Gina Letts, who duplicated a larger stack of ballots in that precinct, says she is "about 75 percent sure" she labeled her ballots correctly.

Gina Letts
Minneapolis Election Judge Gina Letts says she is "about 75 percent sure" she correctly labeled the duplicate ballots she made in Minneapolis ward 7, precinct 7.
MPR Photo/Curtis Gilbert

Almost all the election judges Minnesota Public Radio News contacted had a hard time remembering exactly what happened that night. This was a small detail. It seemed insignificant at the time, and it came at the end of a hectic day more than two months ago. That will be an obstacle for Coleman, who has the burden to prove the double counting happened.

Democrat Al Franken's lawyers say there are other plausible explanations for the discrepancies between the numbers of duplicate and original ballots in certain precincts. One possibility is that some ballots that needed to be duplicated weren't. Another is that the duplicates were made, but were never fed into the machine. That is what appears to have happened in Minneapolis ward 8, precinct 7.

"We all thought we were all done, and I called out across the room, 'Do we have all the ballots?'" Assistant Chair Election Judge Nancy Birth recalled. "And everybody said, 'Yes, you have all the ballots,' and I said, 'OK. I'm going to close the polls.'"

They turned off the voting machine, printed out their vote totals, and started packing up the equipment. And that's when they discovered a small stack of ballots that hadn't been counted.

"And we all went 'Oh no! Now what do we do?' because we realized they should have been run through the machine but they weren't," Birth said.

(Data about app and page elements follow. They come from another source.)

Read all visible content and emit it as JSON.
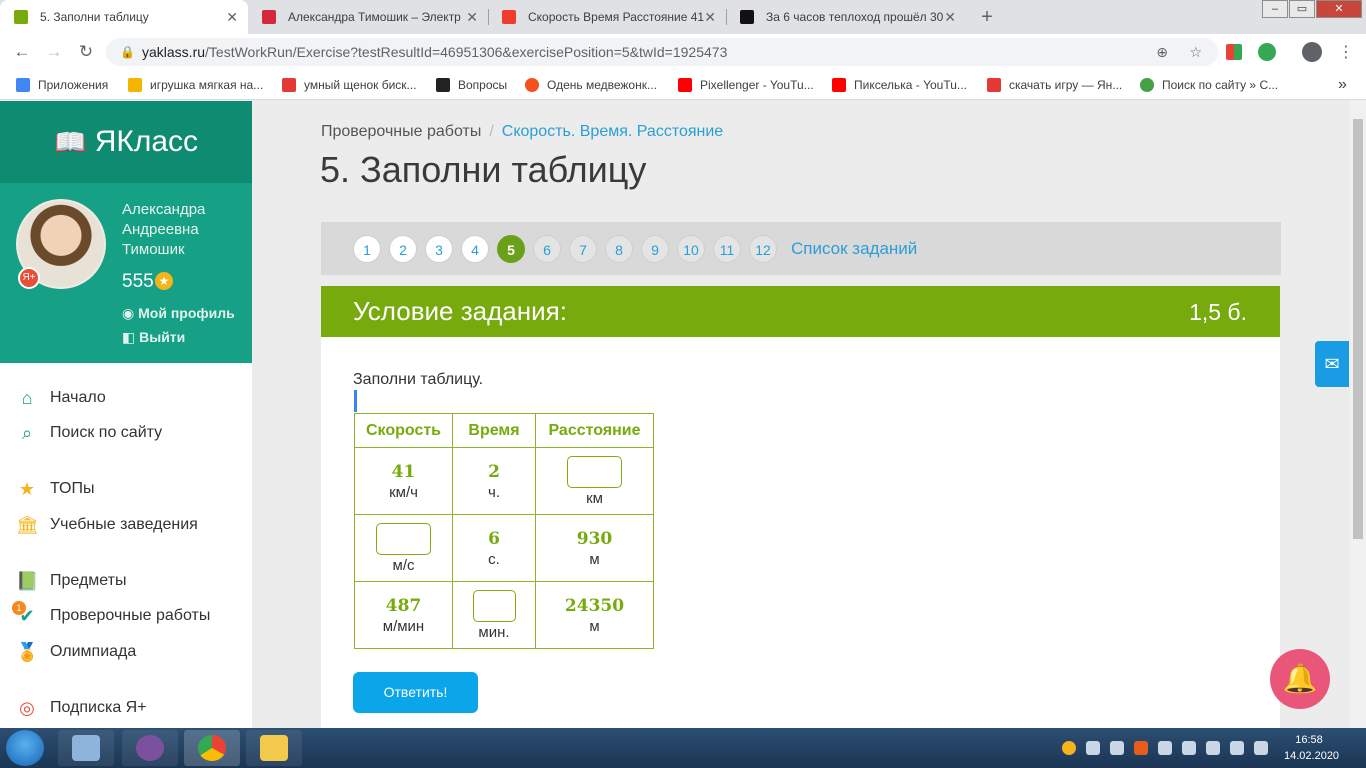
{
  "browser": {
    "tabs": [
      {
        "label": "5. Заполни таблицу",
        "icon_color": "#77aa0c"
      },
      {
        "label": "Александра Тимошик – Электр",
        "icon_color": "#d4283c"
      },
      {
        "label": "Скорость Время Расстояние 41",
        "icon_color": "#f03c2c"
      },
      {
        "label": "За 6 часов теплоход прошёл 30",
        "icon_color": "#111111"
      }
    ],
    "new_tab": "+",
    "close_glyph": "✕",
    "url_host": "yaklass.ru",
    "url_path": "/TestWorkRun/Exercise?testResultId=46951306&exercisePosition=5&twId=1925473",
    "bookmarks": [
      {
        "label": "Приложения",
        "icon_color": "#4285f4"
      },
      {
        "label": "игрушка мягкая на...",
        "icon_color": "#f4b400"
      },
      {
        "label": "умный щенок биск...",
        "icon_color": "#e53935"
      },
      {
        "label": "Вопросы",
        "icon_color": "#222222"
      },
      {
        "label": "Одень медвежонк...",
        "icon_color": "#f4511e"
      },
      {
        "label": "Pixellenger - YouTu...",
        "icon_color": "#ff0000"
      },
      {
        "label": "Пикселька - YouTu...",
        "icon_color": "#ff0000"
      },
      {
        "label": "скачать игру — Ян...",
        "icon_color": "#e53935"
      },
      {
        "label": "Поиск по сайту » С...",
        "icon_color": "#43a047"
      }
    ],
    "more_bookmarks": "»"
  },
  "sidebar": {
    "logo": "ЯКласс",
    "user_name_lines": [
      "Александра",
      "Андреевна",
      "Тимошик"
    ],
    "points": "555",
    "profile_link": "Мой профиль",
    "logout_link": "Выйти",
    "menu": [
      {
        "label": "Начало",
        "icon": "home-icon"
      },
      {
        "label": "Поиск по сайту",
        "icon": "search-icon"
      },
      {
        "label": "ТОПы",
        "icon": "star-icon"
      },
      {
        "label": "Учебные заведения",
        "icon": "school-icon"
      },
      {
        "label": "Предметы",
        "icon": "book-icon"
      },
      {
        "label": "Проверочные работы",
        "icon": "check-icon"
      },
      {
        "label": "Олимпиада",
        "icon": "medal-icon"
      },
      {
        "label": "Подписка Я+",
        "icon": "subscription-icon"
      }
    ],
    "tests_badge": "1"
  },
  "main": {
    "breadcrumb": {
      "root": "Проверочные работы",
      "current": "Скорость. Время. Расстояние"
    },
    "title": "5. Заполни таблицу",
    "pager": [
      "1",
      "2",
      "3",
      "4",
      "5",
      "6",
      "7",
      "8",
      "9",
      "10",
      "11",
      "12"
    ],
    "current_page": "5",
    "task_list_link": "Список заданий",
    "condition_title": "Условие задания:",
    "score": "1,5 б.",
    "instruction": "Заполни таблицу.",
    "table": {
      "headers": [
        "Скорость",
        "Время",
        "Расстояние"
      ],
      "rows": [
        [
          {
            "value": "41",
            "unit": "км/ч"
          },
          {
            "value": "2",
            "unit": "ч."
          },
          {
            "value": "",
            "unit": "км",
            "input": true
          }
        ],
        [
          {
            "value": "",
            "unit": "м/с",
            "input": true
          },
          {
            "value": "6",
            "unit": "с."
          },
          {
            "value": "930",
            "unit": "м"
          }
        ],
        [
          {
            "value": "487",
            "unit": "м/мин"
          },
          {
            "value": "",
            "unit": "мин.",
            "input": true
          },
          {
            "value": "24350",
            "unit": "м"
          }
        ]
      ]
    },
    "answer_button": "Ответить!"
  },
  "taskbar": {
    "time": "16:58",
    "date": "14.02.2020"
  },
  "colors": {
    "brand_green": "#77aa0c",
    "sidebar_teal": "#16a085",
    "link_blue": "#2a9fd6",
    "button_blue": "#0aa6e9"
  }
}
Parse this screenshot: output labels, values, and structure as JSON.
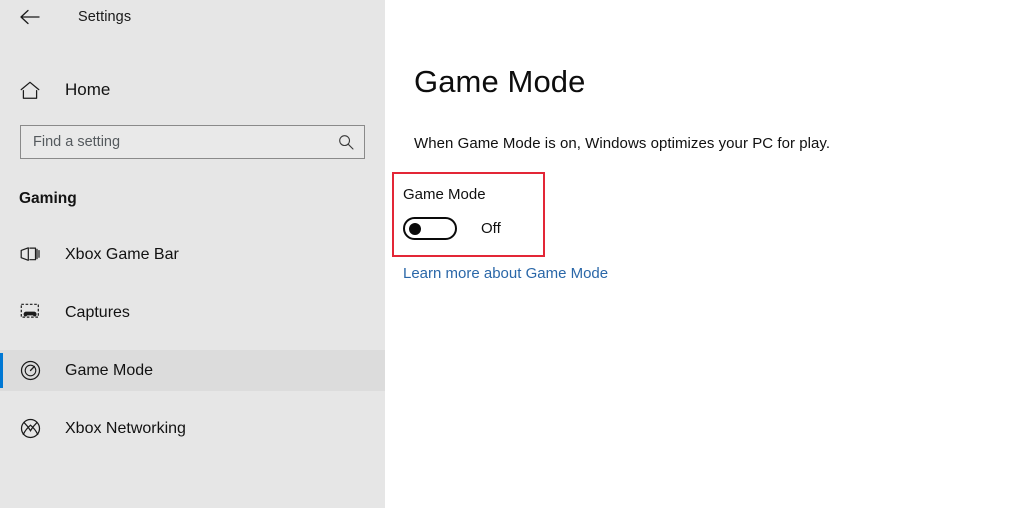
{
  "window": {
    "back_icon": "back-arrow-icon",
    "app_title": "Settings"
  },
  "sidebar": {
    "home": {
      "icon": "home-icon",
      "label": "Home"
    },
    "search": {
      "placeholder": "Find a setting",
      "value": "",
      "icon": "search-icon"
    },
    "section_header": "Gaming",
    "items": [
      {
        "label": "Xbox Game Bar",
        "icon": "game-bar-icon",
        "selected": false
      },
      {
        "label": "Captures",
        "icon": "captures-icon",
        "selected": false
      },
      {
        "label": "Game Mode",
        "icon": "gauge-icon",
        "selected": true
      },
      {
        "label": "Xbox Networking",
        "icon": "xbox-logo-icon",
        "selected": false
      }
    ],
    "accent_color": "#0078d4",
    "background_color": "#e6e6e6",
    "selected_background_color": "#dcdcdc"
  },
  "main": {
    "page_title": "Game Mode",
    "description": "When Game Mode is on, Windows optimizes your PC for play.",
    "setting": {
      "label": "Game Mode",
      "toggle_state": "Off",
      "toggle_on": false
    },
    "link": "Learn more about Game Mode",
    "link_color": "#2a67a8",
    "highlight_color": "#e32636"
  }
}
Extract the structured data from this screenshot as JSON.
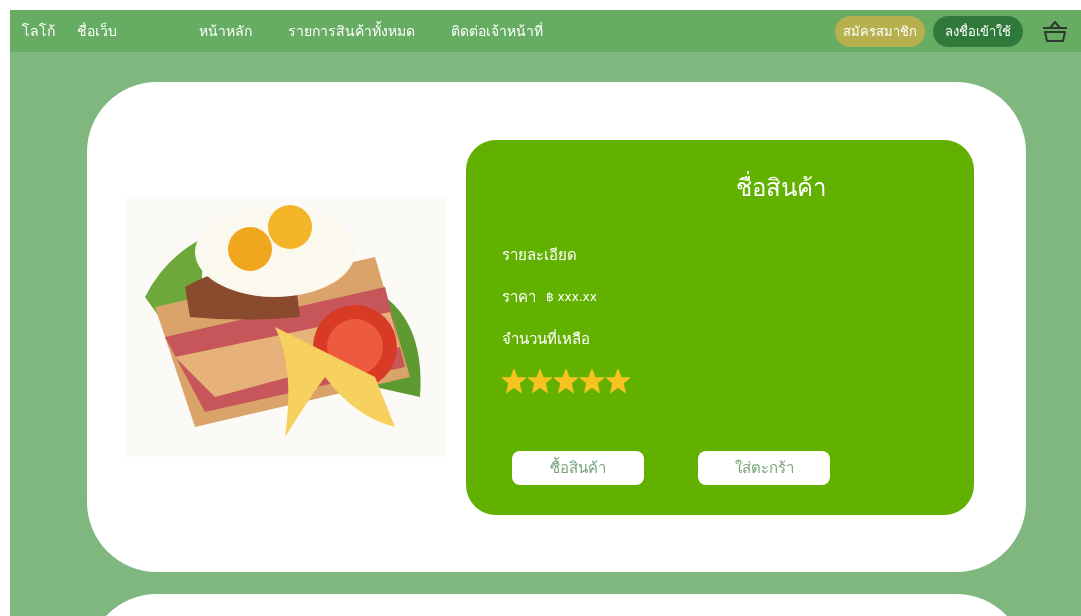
{
  "navbar": {
    "logo": "โลโก้",
    "site_name": "ชื่อเว็บ",
    "links": [
      "หน้าหลัก",
      "รายการสินค้าทั้งหมด",
      "ติดต่อเจ้าหน้าที่"
    ],
    "register_button": "สมัครสมาชิก",
    "login_button": "ลงชื่อเข้าใช้"
  },
  "product": {
    "image": {
      "kind": "picture"
    },
    "title": "ชื่อสินค้า",
    "details_label": "รายละเอียด",
    "price_label": "ราคา",
    "price": "฿ xxx.xx",
    "stock_label": "จำนวนที่เหลือ",
    "stars": 5,
    "buttons": [
      "ซื้อสินค้า",
      "ใส่ตะกร้า"
    ]
  }
}
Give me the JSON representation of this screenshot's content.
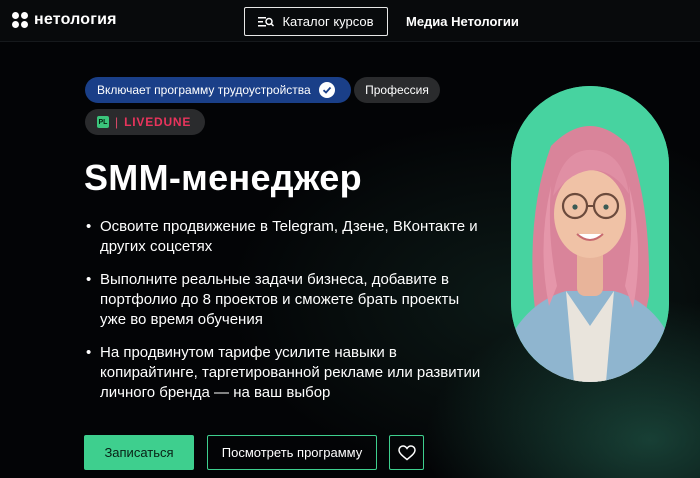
{
  "header": {
    "logo_text": "нетология",
    "catalog_label": "Каталог курсов",
    "media_label": "Медиа Нетологии"
  },
  "badges": {
    "employment": "Включает программу трудоустройства",
    "profession": "Профессия",
    "partner_sep": "|",
    "partner_name": "LIVEDUNE",
    "partner_icon_text": "PL"
  },
  "title": "SMM-менеджер",
  "bullets": [
    "Освоите продвижение в Telegram, Дзене, ВКонтакте и других соцсетях",
    "Выполните реальные задачи бизнеса, добавите в портфолио до 8 проектов и сможете брать проекты уже во время обучения",
    "На продвинутом тарифе усилите навыки в копирайтинге, таргетированной рекламе или развитии личного бренда — на ваш выбор"
  ],
  "actions": {
    "enroll_label": "Записаться",
    "program_label": "Посмотреть программу"
  },
  "icons": {
    "logo": "logo-icon",
    "catalog": "catalog-list-icon",
    "verified": "verified-check-icon",
    "favorite": "heart-icon"
  },
  "colors": {
    "accent": "#3ecf8e",
    "badge_blue": "#1a3f88",
    "partner_red": "#e8345c",
    "hero_bg": "#47d3a0"
  }
}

There were a dozen ballots -- mostly duplicates -- but it was too late to count them. The election judges wrote a note explaining what had happened and delivered the ballots to city election officials with the rest of their elections materials. But the ballots were apparently misplaced again, and weren't discovered until after Minneapolis completed its recount. That means they couldn't have been double-counted. 

But just because Coleman appears to be wrong about that precinct, doesn't mean he's wrong about the others. The recount did produce more votes in those precincts than the number of voters the election judges reported had voted there.

If the three-judge panel presiding over the election contest rules that Coleman is right about the duplicate ballot issue, it may spark a wider inquiry. Franken's campaign has already requested information on a number of precincts in Coleman-friendly Anoka county.

Anoka also had discrepancies related to duplicate ballots, and Franken's side believes Coleman may have gotten more votes there than he deserved.